Send to

Choose Destination
J Biol Chem. 2009 May 22;284(21):14230-5. doi: 10.1074/jbc.M901203200. Epub 2009 Mar 25.

PICK1-mediated glutamate receptor subunit 2 (GluR2) trafficking contributes to cell death in oxygen/glucose-deprived hippocampal neurons.

Author information

1
Medical Research Council (MRC) Centre for Synaptic Plasticity, Department of Anatomy, University of Bristol, University Walk, Bristol BS8 1TD, United Kingdom.

Abstract

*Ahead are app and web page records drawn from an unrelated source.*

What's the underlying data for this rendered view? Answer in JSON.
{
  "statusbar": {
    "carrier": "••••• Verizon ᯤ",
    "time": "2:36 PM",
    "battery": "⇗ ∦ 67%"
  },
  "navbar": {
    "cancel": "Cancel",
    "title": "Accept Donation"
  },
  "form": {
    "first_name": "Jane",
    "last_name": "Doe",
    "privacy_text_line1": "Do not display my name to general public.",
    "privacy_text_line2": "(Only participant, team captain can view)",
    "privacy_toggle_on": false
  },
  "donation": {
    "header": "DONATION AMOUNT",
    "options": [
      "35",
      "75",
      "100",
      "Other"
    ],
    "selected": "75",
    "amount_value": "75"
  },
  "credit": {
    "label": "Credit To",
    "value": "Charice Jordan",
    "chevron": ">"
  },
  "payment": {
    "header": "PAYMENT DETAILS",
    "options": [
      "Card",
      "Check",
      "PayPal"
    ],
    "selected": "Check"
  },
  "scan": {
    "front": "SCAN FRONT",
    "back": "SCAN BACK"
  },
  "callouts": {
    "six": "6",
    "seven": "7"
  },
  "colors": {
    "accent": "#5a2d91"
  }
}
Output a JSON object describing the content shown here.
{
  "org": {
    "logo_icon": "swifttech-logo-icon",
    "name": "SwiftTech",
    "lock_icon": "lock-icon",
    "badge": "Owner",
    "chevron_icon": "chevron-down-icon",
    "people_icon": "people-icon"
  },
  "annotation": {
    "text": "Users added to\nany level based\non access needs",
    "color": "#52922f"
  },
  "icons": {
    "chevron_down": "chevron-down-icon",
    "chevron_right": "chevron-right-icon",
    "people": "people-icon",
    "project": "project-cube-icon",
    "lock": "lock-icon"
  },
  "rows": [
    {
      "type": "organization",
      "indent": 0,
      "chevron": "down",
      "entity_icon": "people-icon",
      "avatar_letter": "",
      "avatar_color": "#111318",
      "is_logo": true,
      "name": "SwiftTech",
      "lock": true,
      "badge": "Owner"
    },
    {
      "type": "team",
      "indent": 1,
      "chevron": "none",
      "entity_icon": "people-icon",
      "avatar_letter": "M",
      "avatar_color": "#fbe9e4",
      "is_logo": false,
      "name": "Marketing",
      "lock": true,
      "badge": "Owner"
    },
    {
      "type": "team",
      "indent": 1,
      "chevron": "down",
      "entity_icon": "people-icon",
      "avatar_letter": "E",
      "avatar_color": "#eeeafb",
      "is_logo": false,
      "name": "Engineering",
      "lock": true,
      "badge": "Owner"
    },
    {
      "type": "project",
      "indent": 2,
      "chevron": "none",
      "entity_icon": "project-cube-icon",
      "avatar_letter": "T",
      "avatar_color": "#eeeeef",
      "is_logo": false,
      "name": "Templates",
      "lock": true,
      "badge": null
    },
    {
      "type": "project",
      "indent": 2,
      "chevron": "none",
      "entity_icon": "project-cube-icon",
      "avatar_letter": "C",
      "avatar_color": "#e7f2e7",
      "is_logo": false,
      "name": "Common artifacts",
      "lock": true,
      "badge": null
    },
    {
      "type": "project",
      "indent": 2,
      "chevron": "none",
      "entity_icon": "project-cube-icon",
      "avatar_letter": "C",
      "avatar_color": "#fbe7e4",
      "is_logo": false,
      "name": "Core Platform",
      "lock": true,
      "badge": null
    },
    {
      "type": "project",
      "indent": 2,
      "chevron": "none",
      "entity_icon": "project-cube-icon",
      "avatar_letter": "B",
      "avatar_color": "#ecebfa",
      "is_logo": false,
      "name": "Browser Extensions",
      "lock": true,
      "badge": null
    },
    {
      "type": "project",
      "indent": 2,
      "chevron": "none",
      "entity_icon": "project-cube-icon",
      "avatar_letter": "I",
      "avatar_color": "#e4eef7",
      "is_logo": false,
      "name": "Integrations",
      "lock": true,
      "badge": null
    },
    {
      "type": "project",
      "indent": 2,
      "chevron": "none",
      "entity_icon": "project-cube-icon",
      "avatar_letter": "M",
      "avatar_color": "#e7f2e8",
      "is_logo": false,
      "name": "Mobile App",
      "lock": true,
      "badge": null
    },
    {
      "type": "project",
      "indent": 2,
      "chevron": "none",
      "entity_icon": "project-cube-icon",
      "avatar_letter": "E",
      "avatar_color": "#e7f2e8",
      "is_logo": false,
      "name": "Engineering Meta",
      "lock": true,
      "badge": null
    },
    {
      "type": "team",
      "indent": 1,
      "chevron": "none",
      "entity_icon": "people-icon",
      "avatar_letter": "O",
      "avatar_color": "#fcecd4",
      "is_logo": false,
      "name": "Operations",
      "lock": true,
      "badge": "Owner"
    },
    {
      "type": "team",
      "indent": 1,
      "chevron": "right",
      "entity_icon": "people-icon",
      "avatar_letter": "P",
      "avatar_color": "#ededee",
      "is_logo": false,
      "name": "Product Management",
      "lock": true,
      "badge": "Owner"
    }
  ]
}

Oxygen and glucose deprivation (OGD) induces delayed cell death in hippocampal CA1 neurons via Ca(2+)/Zn(2+)-permeable, GluR2-lacking AMPA receptors (AMPARs). Following OGD, synaptic AMPAR currents in hippocampal neurons show marked inward rectification and increased sensitivity to channel blockers selective for GluR2-lacking AMPARs. This occurs via two mechanisms: a delayed down-regulation of GluR2 mRNA expression and a rapid internalization of GluR2-containing AMPARs during the OGD insult, which are replaced by GluR2-lacking receptors. The mechanisms that underlie this rapid change in subunit composition are unknown. Here, we demonstrate that this trafficking event shares features in common with events that mediate long term depression and long term potentiation and is initiated by the activation of N-methyl-d-aspartic acid receptors. Using biochemical and electrophysiological approaches, we show that peptides that interfere with PICK1 PDZ domain interactions block the OGD-induced switch in subunit composition, implicating PICK1 in restricting GluR2 from synapses during OGD. Furthermore, we show that GluR2-lacking AMPARs that arise at synapses during OGD as a result of PICK1 PDZ interactions are involved in OGD-induced delayed cell death. This work demonstrates that PICK1 plays a crucial role in the response to OGD that results in altered synaptic transmission and neuronal death and has implications for our understanding of the molecular mechanisms that underlie cell death during stroke.

PMID:
19321442
PMCID:
PMC2682871
DOI:
10.1074/jbc.M901203200
[Indexed for MEDLINE]
Free PMC Article

Supplemental Content

Full text links

Icon for HighWire Icon for PubMed Central
Loading ...
Support Center